Data records
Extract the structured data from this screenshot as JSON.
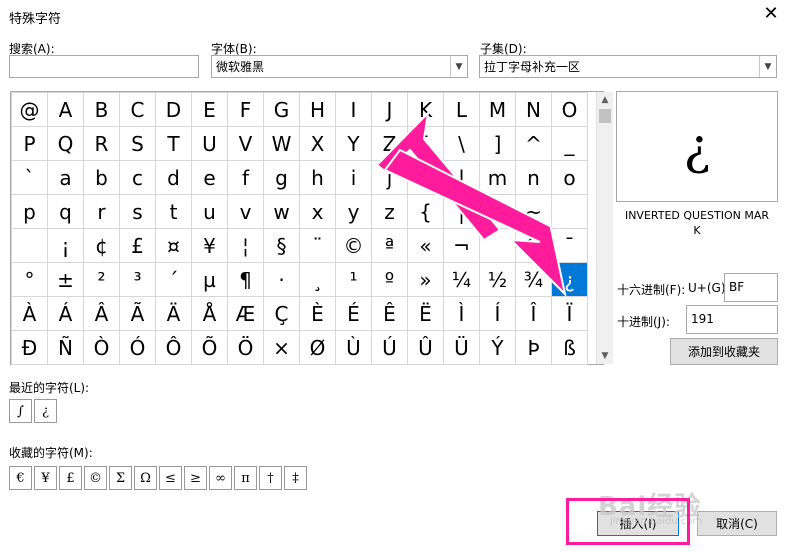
{
  "dialog": {
    "title": "特殊字符",
    "close_glyph": "✕"
  },
  "search": {
    "label": "搜索(A):",
    "value": ""
  },
  "font": {
    "label": "字体(B):",
    "value": "微软雅黑"
  },
  "subset": {
    "label": "子集(D):",
    "value": "拉丁字母补充一区"
  },
  "grid": {
    "rows": [
      [
        "@",
        "A",
        "B",
        "C",
        "D",
        "E",
        "F",
        "G",
        "H",
        "I",
        "J",
        "K",
        "L",
        "M",
        "N",
        "O"
      ],
      [
        "P",
        "Q",
        "R",
        "S",
        "T",
        "U",
        "V",
        "W",
        "X",
        "Y",
        "Z",
        "[",
        "\\",
        "]",
        "^",
        "_"
      ],
      [
        "`",
        "a",
        "b",
        "c",
        "d",
        "e",
        "f",
        "g",
        "h",
        "i",
        "j",
        "k",
        "l",
        "m",
        "n",
        "o"
      ],
      [
        "p",
        "q",
        "r",
        "s",
        "t",
        "u",
        "v",
        "w",
        "x",
        "y",
        "z",
        "{",
        "|",
        "}",
        "~",
        ""
      ],
      [
        "",
        "¡",
        "¢",
        "£",
        "¤",
        "¥",
        "¦",
        "§",
        "¨",
        "©",
        "ª",
        "«",
        "¬",
        "",
        "®",
        "¯"
      ],
      [
        "°",
        "±",
        "²",
        "³",
        "´",
        "µ",
        "¶",
        "·",
        "¸",
        "¹",
        "º",
        "»",
        "¼",
        "½",
        "¾",
        "¿"
      ],
      [
        "À",
        "Á",
        "Â",
        "Ã",
        "Ä",
        "Å",
        "Æ",
        "Ç",
        "È",
        "É",
        "Ê",
        "Ë",
        "Ì",
        "Í",
        "Î",
        "Ï"
      ],
      [
        "Ð",
        "Ñ",
        "Ò",
        "Ó",
        "Ô",
        "Õ",
        "Ö",
        "×",
        "Ø",
        "Ù",
        "Ú",
        "Û",
        "Ü",
        "Ý",
        "Þ",
        "ß"
      ]
    ],
    "selected": {
      "row": 5,
      "col": 15
    }
  },
  "preview": {
    "char": "¿",
    "name_line1": "INVERTED QUESTION MAR",
    "name_line2": "K"
  },
  "hex": {
    "label": "十六进制(F):",
    "prefix": "U+(G)",
    "value": "BF"
  },
  "dec": {
    "label": "十进制(J):",
    "value": "191"
  },
  "add_favorite": {
    "label": "添加到收藏夹"
  },
  "recent": {
    "label": "最近的字符(L):",
    "chars": [
      "∫",
      "¿"
    ]
  },
  "favorites": {
    "label": "收藏的字符(M):",
    "chars": [
      "€",
      "¥",
      "£",
      "©",
      "Σ",
      "Ω",
      "≤",
      "≥",
      "∞",
      "π",
      "†",
      "‡"
    ]
  },
  "buttons": {
    "insert": "插入(I)",
    "cancel": "取消(C)"
  },
  "annotation": {
    "arrow_color": "#ff1c9c",
    "highlight_color": "#ff1c9c"
  },
  "watermark": {
    "text": "Bai经验",
    "sub": "jingyan.baidu.com"
  }
}
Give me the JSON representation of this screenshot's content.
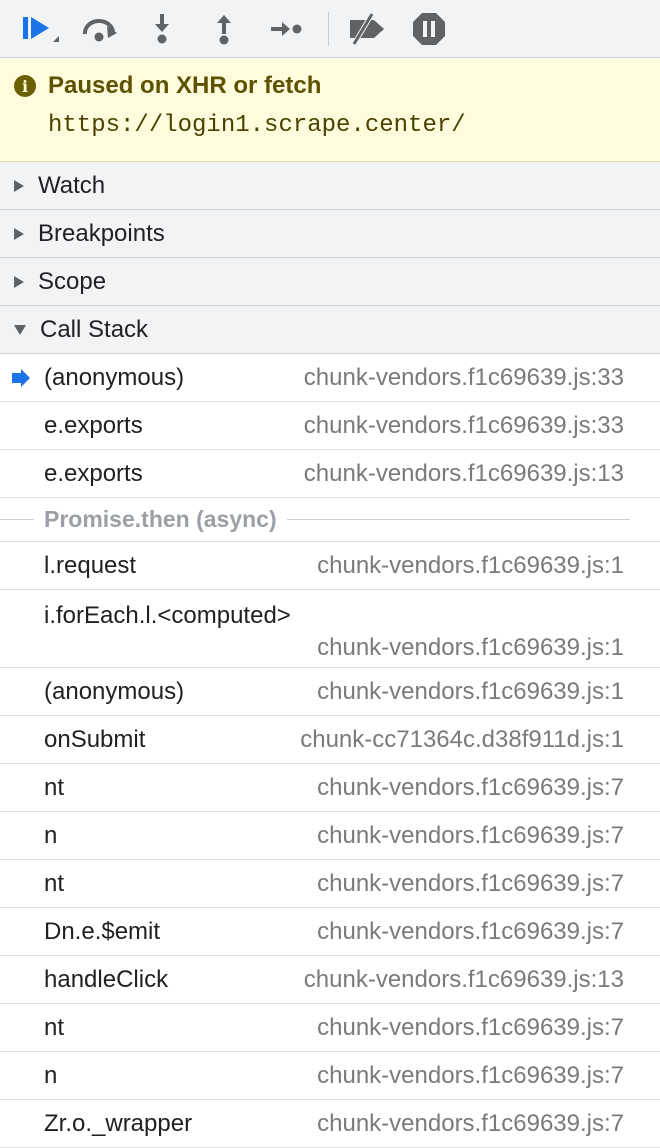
{
  "toolbar": {
    "icons": [
      "resume-icon",
      "step-over-icon",
      "step-into-icon",
      "step-out-icon",
      "step-icon",
      "deactivate-breakpoints-icon",
      "pause-on-exceptions-icon"
    ]
  },
  "banner": {
    "title": "Paused on XHR or fetch",
    "url": "https://login1.scrape.center/"
  },
  "sections": {
    "watch": "Watch",
    "breakpoints": "Breakpoints",
    "scope": "Scope",
    "call_stack": "Call Stack"
  },
  "call_stack": {
    "frames_top": [
      {
        "fn": "(anonymous)",
        "loc": "chunk-vendors.f1c69639.js:33",
        "current": true
      },
      {
        "fn": "e.exports",
        "loc": "chunk-vendors.f1c69639.js:33"
      },
      {
        "fn": "e.exports",
        "loc": "chunk-vendors.f1c69639.js:13"
      }
    ],
    "async_label": "Promise.then (async)",
    "frames_bottom": [
      {
        "fn": "l.request",
        "loc": "chunk-vendors.f1c69639.js:1"
      },
      {
        "fn": "i.forEach.l.<computed>",
        "loc": "chunk-vendors.f1c69639.js:1"
      },
      {
        "fn": "(anonymous)",
        "loc": "chunk-vendors.f1c69639.js:1"
      },
      {
        "fn": "onSubmit",
        "loc": "chunk-cc71364c.d38f911d.js:1"
      },
      {
        "fn": "nt",
        "loc": "chunk-vendors.f1c69639.js:7"
      },
      {
        "fn": "n",
        "loc": "chunk-vendors.f1c69639.js:7"
      },
      {
        "fn": "nt",
        "loc": "chunk-vendors.f1c69639.js:7"
      },
      {
        "fn": "Dn.e.$emit",
        "loc": "chunk-vendors.f1c69639.js:7"
      },
      {
        "fn": "handleClick",
        "loc": "chunk-vendors.f1c69639.js:13"
      },
      {
        "fn": "nt",
        "loc": "chunk-vendors.f1c69639.js:7"
      },
      {
        "fn": "n",
        "loc": "chunk-vendors.f1c69639.js:7"
      },
      {
        "fn": "Zr.o._wrapper",
        "loc": "chunk-vendors.f1c69639.js:7"
      }
    ]
  },
  "colors": {
    "accent": "#1a73e8",
    "banner_bg": "#fffbdd",
    "banner_text": "#5c5200",
    "muted": "#7a7a7a"
  }
}
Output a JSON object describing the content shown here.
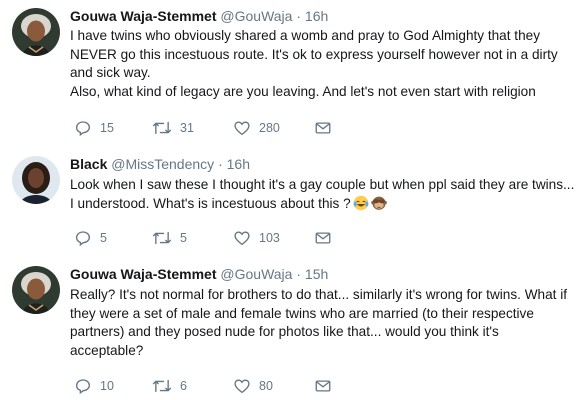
{
  "tweets": [
    {
      "author_name": "Gouwa Waja-Stemmet",
      "handle": "@GouWaja",
      "separator": "·",
      "time": "16h",
      "paragraphs": [
        "I have twins who obviously shared a womb and pray to God Almighty that they NEVER go this incestuous route. It's ok to express yourself however not in a dirty and sick way.",
        "Also, what kind of legacy are you leaving. And let's not even start with religion"
      ],
      "replies": "15",
      "retweets": "31",
      "likes": "280"
    },
    {
      "author_name": "Black",
      "handle": "@MissTendency",
      "separator": "·",
      "time": "16h",
      "paragraphs": [
        "Look when I saw these I thought it's a gay couple but when ppl said they are twins... I understood. What's is incestuous about this ?"
      ],
      "emojis": [
        "face-with-tears-of-joy",
        "see-no-evil-monkey"
      ],
      "replies": "5",
      "retweets": "5",
      "likes": "103"
    },
    {
      "author_name": "Gouwa Waja-Stemmet",
      "handle": "@GouWaja",
      "separator": "·",
      "time": "15h",
      "paragraphs": [
        "Really? It's not normal for brothers to do that... similarly it's wrong for twins. What if they were a set of male and female twins who are married (to their respective partners) and they posed nude for photos like that... would you think it's acceptable?"
      ],
      "replies": "10",
      "retweets": "6",
      "likes": "80"
    }
  ],
  "icons": {
    "reply": "reply-icon",
    "retweet": "retweet-icon",
    "like": "heart-icon",
    "dm": "envelope-icon"
  },
  "colors": {
    "text": "#14171a",
    "muted": "#657786",
    "divider": "#e6ecf0"
  }
}
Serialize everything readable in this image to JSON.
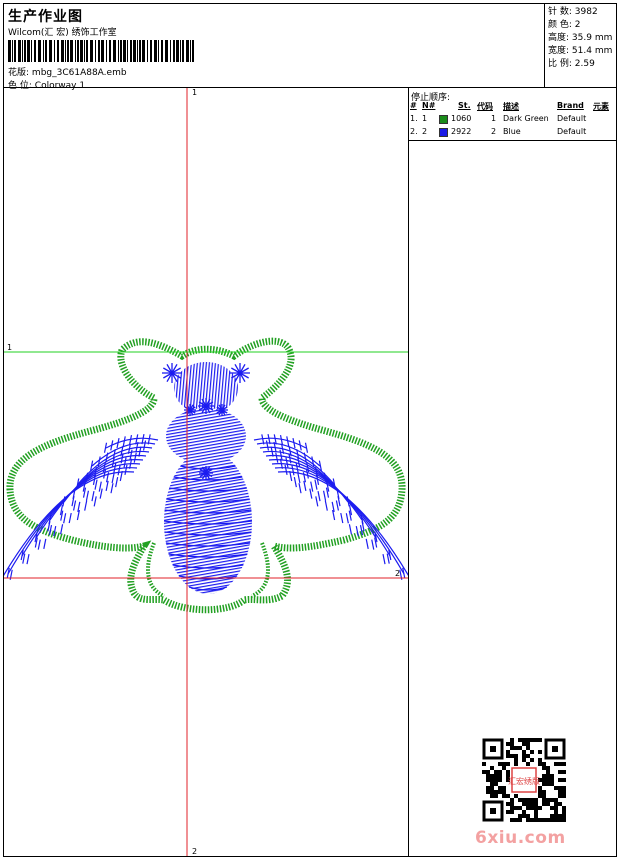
{
  "header": {
    "title": "生产作业图",
    "company": "Wilcom(汇 宏) 绣饰工作室",
    "design_label": "花版:",
    "design_value": "mbg_3C61A88A.emb",
    "colorway_label": "色 位:",
    "colorway_value": "Colorway 1"
  },
  "stats": [
    {
      "label": "针 数:",
      "value": "3982"
    },
    {
      "label": "颜 色:",
      "value": "2"
    },
    {
      "label": "高度:",
      "value": "35.9 mm"
    },
    {
      "label": "宽度:",
      "value": "51.4 mm"
    },
    {
      "label": "比 例:",
      "value": "2.59"
    }
  ],
  "stop_sequence": {
    "title": "停止顺序:",
    "columns": [
      "#",
      "N#",
      "St.",
      "代码",
      "描述",
      "Brand",
      "元素"
    ],
    "rows": [
      {
        "index": "1.",
        "n": "1",
        "color": "#1a8c1a",
        "st": "1060",
        "code": "1",
        "desc": "Dark Green",
        "brand": "Default"
      },
      {
        "index": "2.",
        "n": "2",
        "color": "#1a1ae6",
        "st": "2922",
        "code": "2",
        "desc": "Blue",
        "brand": "Default"
      }
    ]
  },
  "canvas": {
    "axis_top": "1",
    "axis_bottom": "2",
    "axis_left": "1",
    "axis_right": "2",
    "green_color": "#22a022",
    "blue_color": "#1c1cf0",
    "red_line": "#e0202a",
    "green_line": "#20d020"
  },
  "watermark": "6xiu.com",
  "qr_seal": "汇宏绣版"
}
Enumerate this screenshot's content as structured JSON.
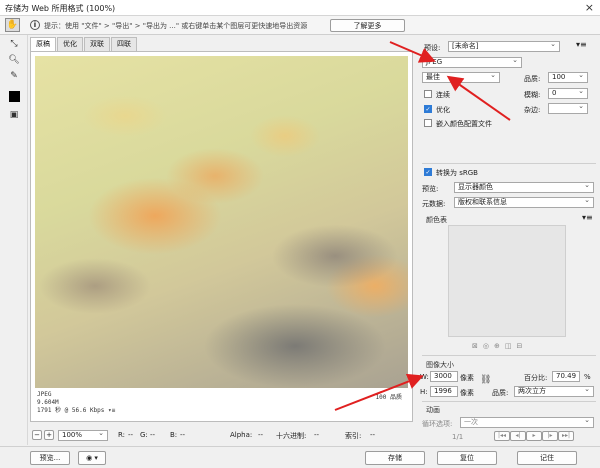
{
  "window": {
    "title": "存储为 Web 所用格式 (100%)",
    "close": "×"
  },
  "info": {
    "text": "提示：使用 \"文件\" > \"导出\" > \"导出为 ...\" 或右键单击某个图层可更快速地导出资源",
    "learn_more": "了解更多"
  },
  "tabs": [
    "原稿",
    "优化",
    "双联",
    "四联"
  ],
  "preview": {
    "format": "JPEG",
    "size": "9.604M",
    "time": "1791 秒 @ 56.6 Kbps",
    "quality_caption": "100 品质"
  },
  "bottom": {
    "zoom": "100%",
    "r_label": "R:",
    "r_value": "--",
    "g_label": "G:",
    "g_value": "--",
    "b_label": "B:",
    "b_value": "--",
    "alpha_label": "Alpha:",
    "alpha_value": "--",
    "hex_label": "十六进制:",
    "hex_value": "--",
    "index_label": "索引:",
    "index_value": "--"
  },
  "footer": {
    "preview": "预览...",
    "save": "存储",
    "reset": "复位",
    "remember": "记住"
  },
  "settings": {
    "preset_label": "预设:",
    "preset_value": "[未命名]",
    "format": "JPEG",
    "quality_preset": "最佳",
    "quality_label": "品质:",
    "quality_value": "100",
    "progressive": "连续",
    "blur_label": "模糊:",
    "blur_value": "0",
    "optimized": "优化",
    "matte_label": "杂边:",
    "embed_profile": "嵌入颜色配置文件",
    "convert_srgb": "转换为 sRGB",
    "preview_label": "预览:",
    "preview_value": "显示器颜色",
    "metadata_label": "元数据:",
    "metadata_value": "版权和联系信息",
    "color_table": "颜色表"
  },
  "image_size": {
    "title": "图像大小",
    "w_label": "W:",
    "w_value": "3000",
    "h_label": "H:",
    "h_value": "1996",
    "unit": "像素",
    "percent_label": "百分比:",
    "percent_value": "70.49",
    "percent_unit": "%",
    "quality_label": "品质:",
    "quality_value": "两次立方"
  },
  "animation": {
    "title": "动画",
    "loop_label": "循环选项:",
    "loop_value": "一次",
    "frame": "1/1"
  }
}
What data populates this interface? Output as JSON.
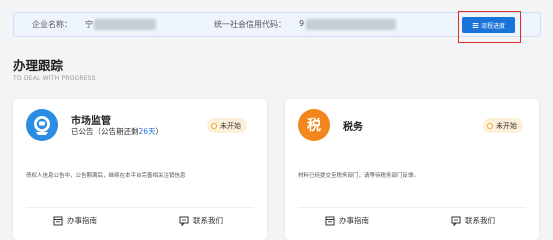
{
  "company": {
    "name_label": "企业名称：",
    "name_value": "宁",
    "credit_label": "统一社会信用代码：",
    "credit_value": "9",
    "progress_button": "流程进度",
    "progress_icon": "list-icon"
  },
  "section": {
    "title": "办理跟踪",
    "subtitle": "TO DEAL WITH PROGRESS"
  },
  "cards": [
    {
      "icon": "shield-badge-icon",
      "icon_color": "#2b8ce5",
      "title": "市场监管",
      "subtitle_prefix": "已公告（公告期还剩",
      "subtitle_days": "26天",
      "subtitle_suffix": "）",
      "status": "未开始",
      "description": "债权人信息公告中，公告期满后，继续在本平台完善相关注销信息",
      "guide_label": "办事指南",
      "contact_label": "联系我们"
    },
    {
      "icon": "tax-icon",
      "icon_glyph": "税",
      "icon_color": "#f2871d",
      "title": "税务",
      "status": "未开始",
      "description": "材料已经提交至税务部门，请等待税务部门反馈。",
      "guide_label": "办事指南",
      "contact_label": "联系我们"
    }
  ],
  "colors": {
    "accent": "#1a73d9",
    "highlight_border": "#e02b2b",
    "status_bg": "#fdf0da",
    "status_dot": "#f2a515"
  }
}
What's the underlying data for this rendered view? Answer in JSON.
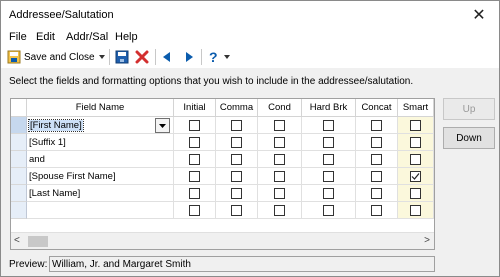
{
  "window": {
    "title": "Addressee/Salutation",
    "close_glyph": "✕"
  },
  "menu": [
    {
      "label": "File"
    },
    {
      "label": "Edit"
    },
    {
      "label": "Addr/Sal"
    },
    {
      "label": "Help"
    }
  ],
  "toolbar": {
    "save_close_label": "Save and Close",
    "icons": [
      "save-close-icon",
      "dropdown-caret-icon",
      "save-icon",
      "delete-icon",
      "previous-icon",
      "next-icon",
      "help-icon"
    ]
  },
  "instruction": "Select the fields and formatting options that you wish to include in the addressee/salutation.",
  "grid": {
    "columns": [
      "Field Name",
      "Initial",
      "Comma",
      "Cond",
      "Hard Brk",
      "Concat",
      "Smart"
    ],
    "rows": [
      {
        "field": "[First Name]",
        "selected": true,
        "checks": [
          false,
          false,
          false,
          false,
          false,
          false
        ]
      },
      {
        "field": "[Suffix 1]",
        "selected": false,
        "checks": [
          false,
          false,
          false,
          false,
          false,
          false
        ]
      },
      {
        "field": "and",
        "selected": false,
        "checks": [
          false,
          false,
          false,
          false,
          false,
          false
        ]
      },
      {
        "field": "[Spouse First Name]",
        "selected": false,
        "checks": [
          false,
          false,
          false,
          false,
          false,
          true
        ]
      },
      {
        "field": "[Last Name]",
        "selected": false,
        "checks": [
          false,
          false,
          false,
          false,
          false,
          false
        ]
      },
      {
        "field": "",
        "selected": false,
        "checks": [
          false,
          false,
          false,
          false,
          false,
          false
        ]
      }
    ]
  },
  "buttons": {
    "up": "Up",
    "down": "Down"
  },
  "preview": {
    "label": "Preview:",
    "value": "William, Jr. and Margaret Smith"
  },
  "colors": {
    "accent": "#0b5cad",
    "delete": "#d32f2f",
    "smart_column": "#fbf8dc",
    "selection": "#cde0f7"
  }
}
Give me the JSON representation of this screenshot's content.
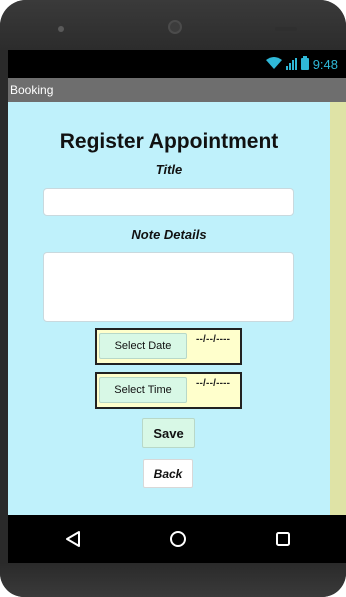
{
  "status_bar": {
    "time": "9:48",
    "icons": [
      "wifi-icon",
      "signal-icon",
      "battery-icon"
    ],
    "accent_color": "#2fb8d8"
  },
  "app": {
    "title": "Booking"
  },
  "form": {
    "heading": "Register Appointment",
    "title_label": "Title",
    "title_value": "",
    "notes_label": "Note Details",
    "notes_value": "",
    "date_button": "Select Date",
    "date_value": "--/--/----",
    "time_button": "Select Time",
    "time_value": "--/--/----",
    "save_button": "Save",
    "back_button": "Back"
  },
  "colors": {
    "content_background": "#bff1fb",
    "side_strip": "#dfe3a6",
    "picker_background": "#ffffcc",
    "button_background": "#d8f8e6",
    "title_bar": "#6e6e6e"
  },
  "nav_bar": {
    "icons": [
      "back-triangle-icon",
      "home-circle-icon",
      "recents-square-icon"
    ]
  }
}
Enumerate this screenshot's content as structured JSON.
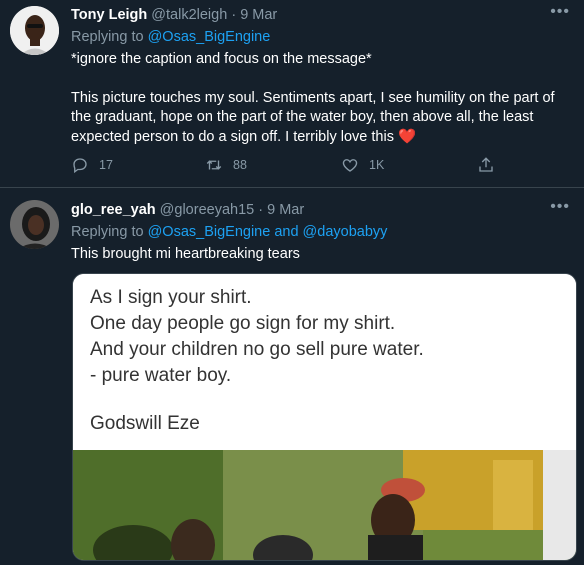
{
  "tweet1": {
    "name": "Tony Leigh",
    "handle": "@talk2leigh",
    "separator": "·",
    "date": "9 Mar",
    "replying_prefix": "Replying to",
    "replying_handles": "@Osas_BigEngine",
    "line1": "*ignore the caption and focus on the message*",
    "line2": "This picture touches my soul. Sentiments apart, I see humility on the part of the graduant, hope on the part of the water boy, then above all, the least expected person to do a sign off. I terribly love this",
    "emoji": "❤️",
    "reply_count": "17",
    "retweet_count": "88",
    "like_count": "1K"
  },
  "tweet2": {
    "name": "glo_ree_yah",
    "handle": "@gloreeyah15",
    "separator": "·",
    "date": "9 Mar",
    "replying_prefix": "Replying to",
    "replying_handles": "@Osas_BigEngine and @dayobabyy",
    "text": "This brought mi heartbreaking tears",
    "image_lines": [
      "As I sign your shirt.",
      "One day people go sign for my shirt.",
      "And your children no go sell pure water.",
      "- pure water boy.",
      "Godswill Eze"
    ]
  },
  "icons": [
    "more-icon",
    "reply-icon",
    "retweet-icon",
    "like-icon",
    "share-icon",
    "heart-emoji-icon"
  ],
  "colors": {
    "background": "#15202b",
    "link": "#1da1f2",
    "muted": "#8899a6",
    "heart": "#e0245e",
    "divider": "#38444d"
  }
}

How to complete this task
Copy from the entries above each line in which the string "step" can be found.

Solution to this problem
      "step-over-icon",
      "step-into-icon",
      "step-out-icon",
      "step-icon",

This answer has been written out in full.